        <title><command>gdm-restart</command> Command Line Options</title>

        <para><command>gdm-restart</command> stops and restarts GDM by sending the GDM daemon a HUP signal. This command will immediately terminate all sessions and log out users currently logged in with GDM.</para>
      </sect3>

      <sect3 id="gdmsaferestartcommandline">
        <title><command>gdm-safe-restart</command> Command Line Options</title>
  
        <para><command>gdm-safe-restart</command> stops and restarts GDM by sending the GDM daemon a USR1 signal. GDM will be restarted as soon as all users log out.</para>
      </sect3>

      <sect3 id="gdmstopcommandline">
        <title><command>gdm-stop</command> Command Line Options</title>

        <para><command>gdm-stop</command> stops GDM by sending the GDM daemon a TERM signal.</para>
      </sect3>
    </sect2>

    <sect2 id="libexecdir_binaries">
      <title>Comandos internos de GDM</title>

      <para>The GDM package provides the following different commands in EXPANDED_LIBEXECDIR intended to be used by the gdm daemon process.</para>

      <sect3 id="gdmgreeterlogincommandline">
        <title><command>gdmchooser</command> and <command>gdmlogin</command> Command Line Options</title>
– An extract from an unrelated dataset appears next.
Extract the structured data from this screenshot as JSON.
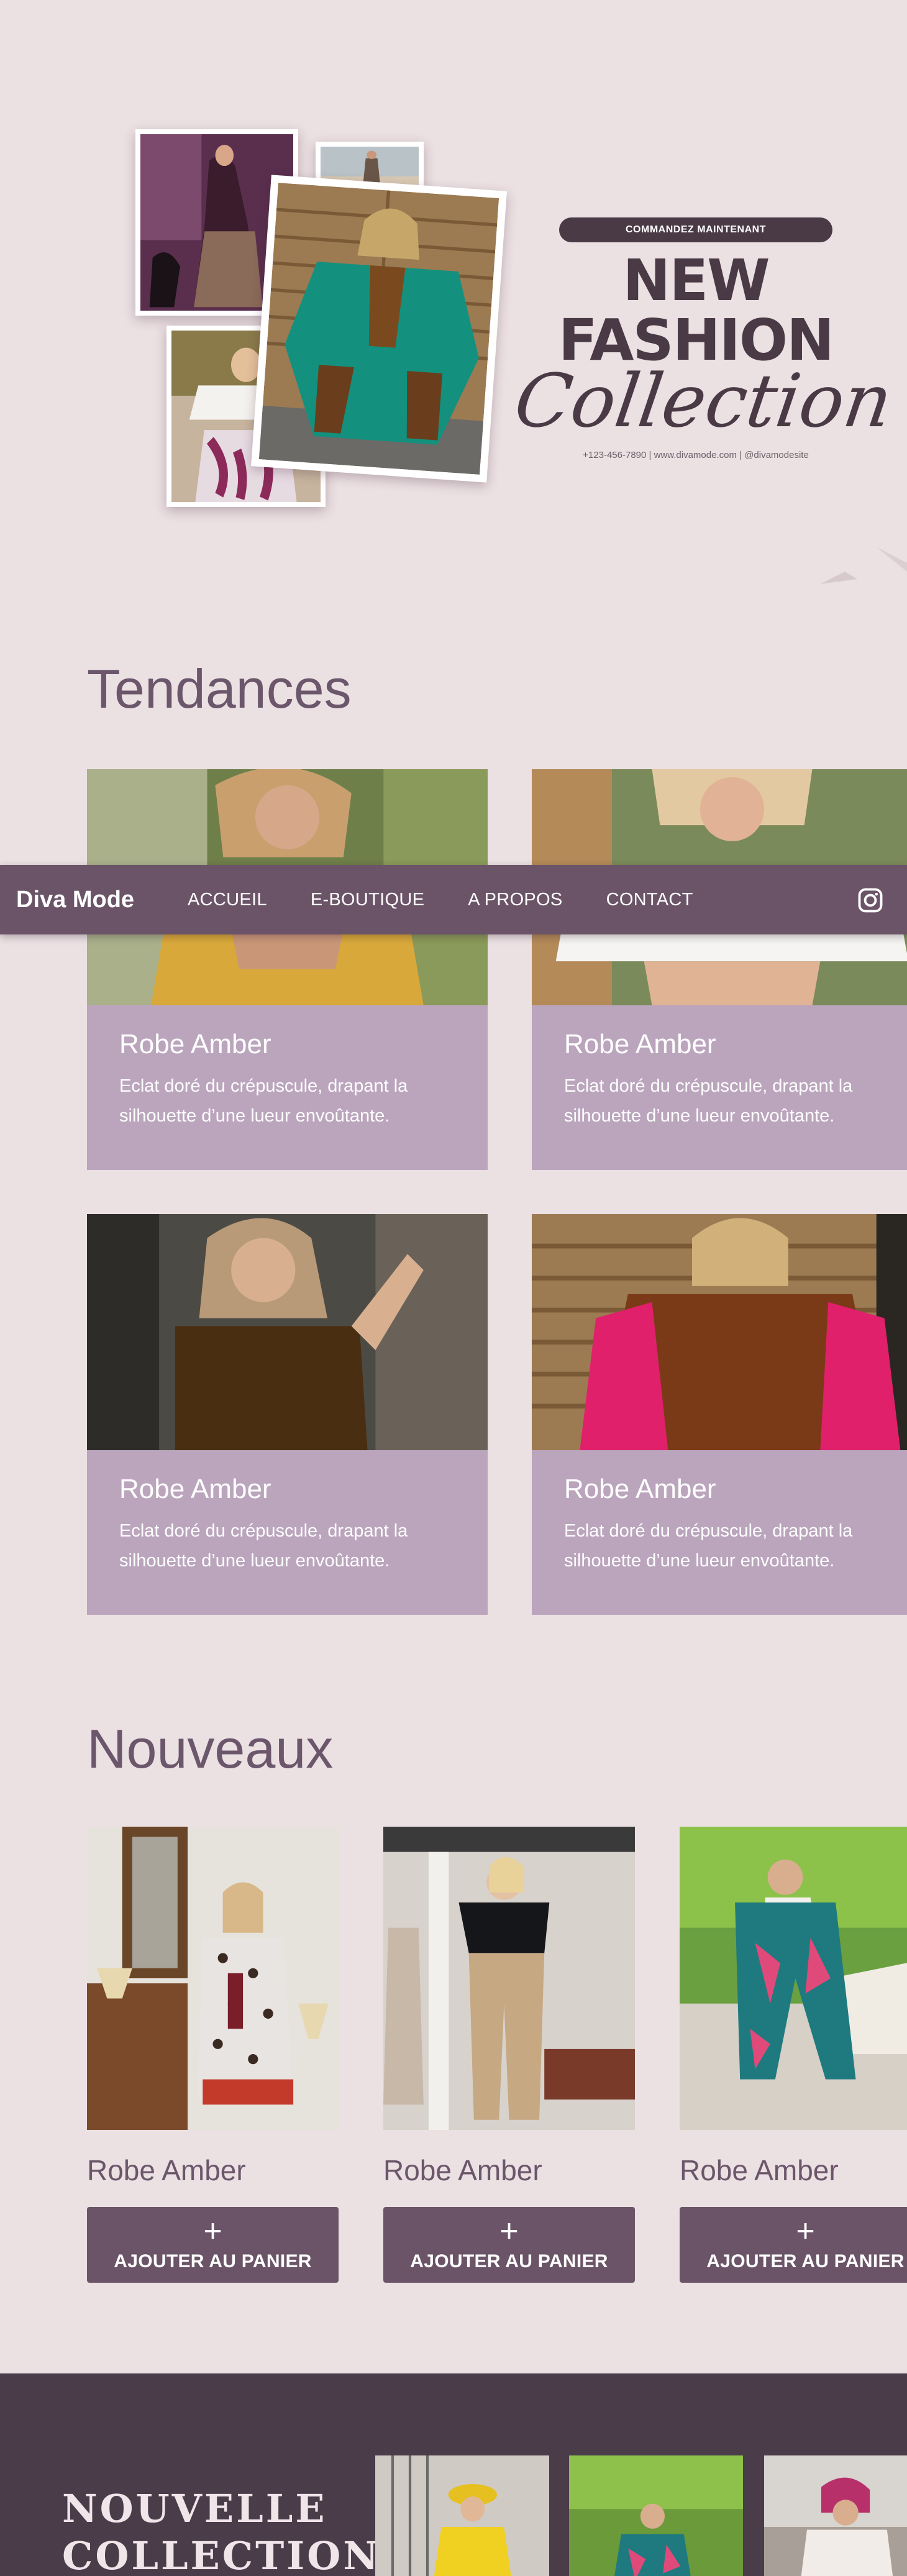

        <para>The <command>gdmgreeter</command> and <command>gdmlogin</command> are two different login applications, either can be used by GDM. <command>gdmgreeter</command> is themeable with GDM themes while <command>gdmlogin</command> is themable with GTK+ themes. These applications are normally executed by the GDM daemon. Both commands support standard GNOME options.</para>